For the cool season cluster flies remain in a dormant state, ceasing reproduction and moving little. However, during warm periods some may become active and incidentally enter living areas. They then may be seen flying lazily around rooms for awhile and most subsequently die indoors. If increased numbers of cluster flies are observed in a building durnig winter this does not indicate indoor breeding but instead results from previously dormant flies behind walls becoming active.

Figure 3. Eisenia rosae, an earthworm host of cluster flies.
Related Species: Some other blow flies, notably in the genus Calliphora, also will winter indoors as an adult.

Management of Cluster Flies in Buildings: There are a few basic principles in cluster fly management, although it is very difficult to totally prevent building entrance by some flies. Most important is to caulk and otherwise seal all exterior openings on a building prior to when the flies begin to seek winter shelter. In most areas this should probably be done by early September and particular attention should be given to sealing sites on sun-exposed sides and upper stories where cluster flies are most likely to enter.

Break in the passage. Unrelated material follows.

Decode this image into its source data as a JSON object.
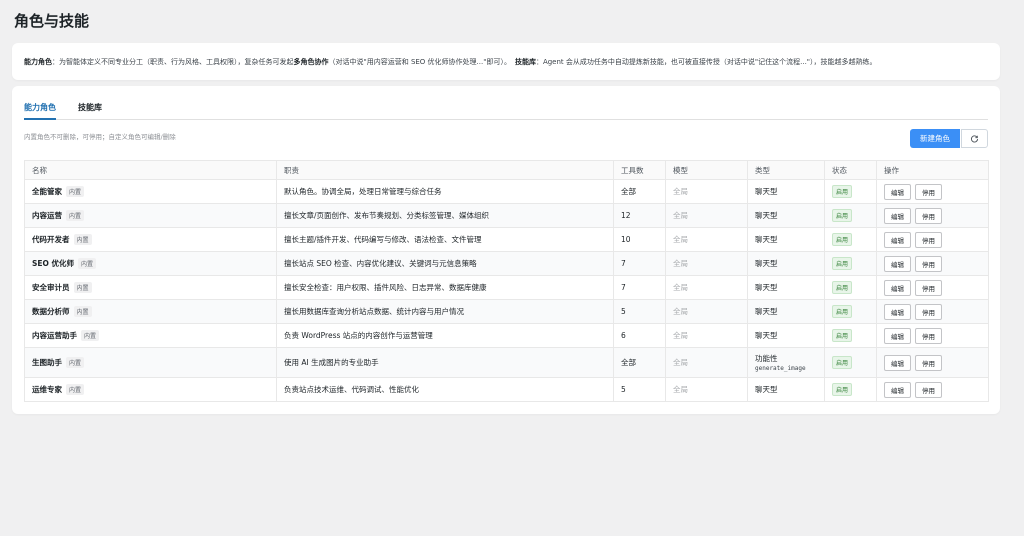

Insecticides have been used with some success to further prevent cluster fly entry. These can be applied as sprays targeted to cracks/crevices on the cuilding exterior in late summer. Various pyrethroids (e.g., permethrin, bifenthrin, lambda-cyhalothrin, cyfluthrin) labeled for exterior application may be useful for this purpose. Desiccant dusts (e.g., diatomaceous earth, silica aerogels) blown into wall voids may also kill flies behind walls and reduce subsequent accidental movements into living areas.

The information herein is supplied with the understanding that no discrimination is intended and that listing of commercial products, necessary to this guide, implies no endorsement by the authors or the Extension Services of Nebraska, Colorado, Wyoming or Montana. Criticism of products or equipment not listed is neither implied nor intended. Due to constantly changing labels, laws and regulations, the Extension Services can assume no liability for the suggested use of chemicals contained herein. Pesticides must be applied legally complying with all label directions and precautions on the pesticide container and any supplemental labeling and rules of state and federal pesticide regulatory agencies. State rules and regulations and special pesticide use allowances may vary from state to state: contact your State Department of Agriculture for the rules, regulations and allowances applicable in your state and locality.